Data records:
Start of Block
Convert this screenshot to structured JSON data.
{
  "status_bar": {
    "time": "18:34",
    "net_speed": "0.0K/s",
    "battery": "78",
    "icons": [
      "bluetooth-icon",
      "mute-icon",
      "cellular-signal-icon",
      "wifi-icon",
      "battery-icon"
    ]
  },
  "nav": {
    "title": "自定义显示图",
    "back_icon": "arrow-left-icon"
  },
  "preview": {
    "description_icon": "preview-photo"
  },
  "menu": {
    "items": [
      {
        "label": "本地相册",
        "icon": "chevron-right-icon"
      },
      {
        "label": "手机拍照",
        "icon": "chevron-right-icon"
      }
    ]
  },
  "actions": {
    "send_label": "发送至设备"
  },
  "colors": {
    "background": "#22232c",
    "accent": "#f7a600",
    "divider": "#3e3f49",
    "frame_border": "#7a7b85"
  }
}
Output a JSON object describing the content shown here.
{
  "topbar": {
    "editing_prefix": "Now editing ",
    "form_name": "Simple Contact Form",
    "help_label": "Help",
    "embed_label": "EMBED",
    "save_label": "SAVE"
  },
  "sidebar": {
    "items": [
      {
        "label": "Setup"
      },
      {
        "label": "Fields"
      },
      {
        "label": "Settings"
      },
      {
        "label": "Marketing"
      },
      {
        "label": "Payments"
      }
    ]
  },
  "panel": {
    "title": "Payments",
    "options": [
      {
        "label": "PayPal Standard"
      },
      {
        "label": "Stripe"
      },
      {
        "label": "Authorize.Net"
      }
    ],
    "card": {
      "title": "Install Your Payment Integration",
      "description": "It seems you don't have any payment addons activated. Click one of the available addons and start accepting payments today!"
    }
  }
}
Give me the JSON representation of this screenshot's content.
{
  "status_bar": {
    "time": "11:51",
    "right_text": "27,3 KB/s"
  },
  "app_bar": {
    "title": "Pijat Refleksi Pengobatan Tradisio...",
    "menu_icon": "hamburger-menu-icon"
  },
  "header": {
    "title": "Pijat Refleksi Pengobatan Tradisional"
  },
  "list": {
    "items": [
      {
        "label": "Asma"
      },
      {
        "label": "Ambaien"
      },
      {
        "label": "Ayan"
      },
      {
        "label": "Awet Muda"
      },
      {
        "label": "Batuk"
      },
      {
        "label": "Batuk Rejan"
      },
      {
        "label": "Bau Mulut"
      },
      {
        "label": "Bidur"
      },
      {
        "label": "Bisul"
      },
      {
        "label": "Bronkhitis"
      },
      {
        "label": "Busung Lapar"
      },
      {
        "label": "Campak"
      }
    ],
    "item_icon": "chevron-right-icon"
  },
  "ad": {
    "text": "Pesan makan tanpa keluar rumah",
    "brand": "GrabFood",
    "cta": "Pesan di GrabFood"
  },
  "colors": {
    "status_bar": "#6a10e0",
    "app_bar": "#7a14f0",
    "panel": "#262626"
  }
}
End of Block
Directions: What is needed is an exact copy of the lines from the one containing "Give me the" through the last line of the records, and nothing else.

Exercise response:
Give me the JSON representation of this screenshot's content.
{
  "status_bar": {
    "time": "11:51",
    "right_text": "27,3 KB/s"
  },
  "app_bar": {
    "title": "Pijat Refleksi Pengobatan Tradisio...",
    "menu_icon": "hamburger-menu-icon"
  },
  "header": {
    "title": "Pijat Refleksi Pengobatan Tradisional"
  },
  "list": {
    "items": [
      {
        "label": "Asma"
      },
      {
        "label": "Ambaien"
      },
      {
        "label": "Ayan"
      },
      {
        "label": "Awet Muda"
      },
      {
        "label": "Batuk"
      },
      {
        "label": "Batuk Rejan"
      },
      {
        "label": "Bau Mulut"
      },
      {
        "label": "Bidur"
      },
      {
        "label": "Bisul"
      },
      {
        "label": "Bronkhitis"
      },
      {
        "label": "Busung Lapar"
      },
      {
        "label": "Campak"
      }
    ],
    "item_icon": "chevron-right-icon"
  },
  "ad": {
    "text": "Pesan makan tanpa keluar rumah",
    "brand": "GrabFood",
    "cta": "Pesan di GrabFood"
  },
  "colors": {
    "status_bar": "#6a10e0",
    "app_bar": "#7a14f0",
    "panel": "#262626"
  }
}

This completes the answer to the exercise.